Scio Diamond Technology’s history began with Dr. Robert Linares and his vision of growing diamond for semiconductor applications. He had previously pioneered the growth and development of gallium arsenide, now found in every cell phone manufactured in the world today. From 2000 onward, Dr. Linares’ team focused solely on diamond and in developing a process by which large, single-crystal diamond could be grown in a controlled laboratory environment. The core technology is based on a chemical vapor deposition (“CVD”) diamond growth system. As of December 2011, Scio Diamond had thirteen patents (10 US [9 issued; 1 claim allowed]; 1 Australia; 2 China) related to its technology with approximately forty (40) domestic and foreign patents pending.
In August of 2011, Scio purchased much of the equipment and intellectual property of Dr. Linares’ companies with the intent of moving into commercialization of the proven technologies his team had developed. Scio Diamond initiated a capital raise during 2011 which was completed in December of that year yielding net proceeds of over $4.5 million. In September, 2011, Scio Diamond Technology Corporation’s shares began trading on the OTCBB under the symbol SCIO.OB.
Soon after the purchase of the diamond-growing equipment and IP, Scio Diamond announced and commenced a movement of production from the Boston area to Greenville, SC. Scio is targeting revenue production from its new facility in South Carolina beginning during the summer of 2012.

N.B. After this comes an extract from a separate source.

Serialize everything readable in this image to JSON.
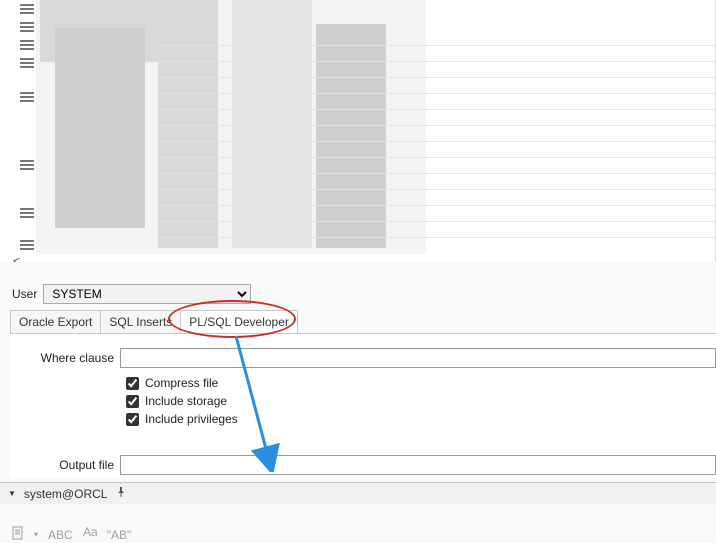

Prior to 2008, W.H. Ireland, Ltd. had stated that from a macro-economic fundamentals perspective “the diamond-mining sector is the most positive it has been for more than 30 years.”
- De Beers, who controls approximately forty percent (40%) of the world’s diamonds by value, stated in September 2008 that it “could not get diamonds out of the ground fast enough to meet supply.”
- De Beers achieved record sales through the first nine months of 2008 before fourth quarter sales slowed significantly as a result of the onset of the global economic downturn and the subsequent liquidity squeeze in the key global cutting centers.
- Notwithstanding reduced fourth quarter demand, De Beers’ rough prices increased fourteen percent (14%) in 2008. As a result of the economic climate, demand for rough diamonds declined an average of 30-40% in 2009 from previous 2008 highs.
- In response, many diamond mining operations in 2009 were and continue to be suspended if not altogether shut down and inventories were also reduced.
- In addition, industry investment in exploration and development decreased dramatically in 2009 (e.g., De Beers exploration budget of c. $94 million in 2008 was reduced to c. $44 million in 2009).
- In spite of the effects of the economic crisis, the industry predicts a return to strong long-term fundamentals as recovery occurred.
The aforementioned actions to reduce supply and exploration reductions have created inevitable upward pressure on pricing as the industry is emerging from the recent economic crisis.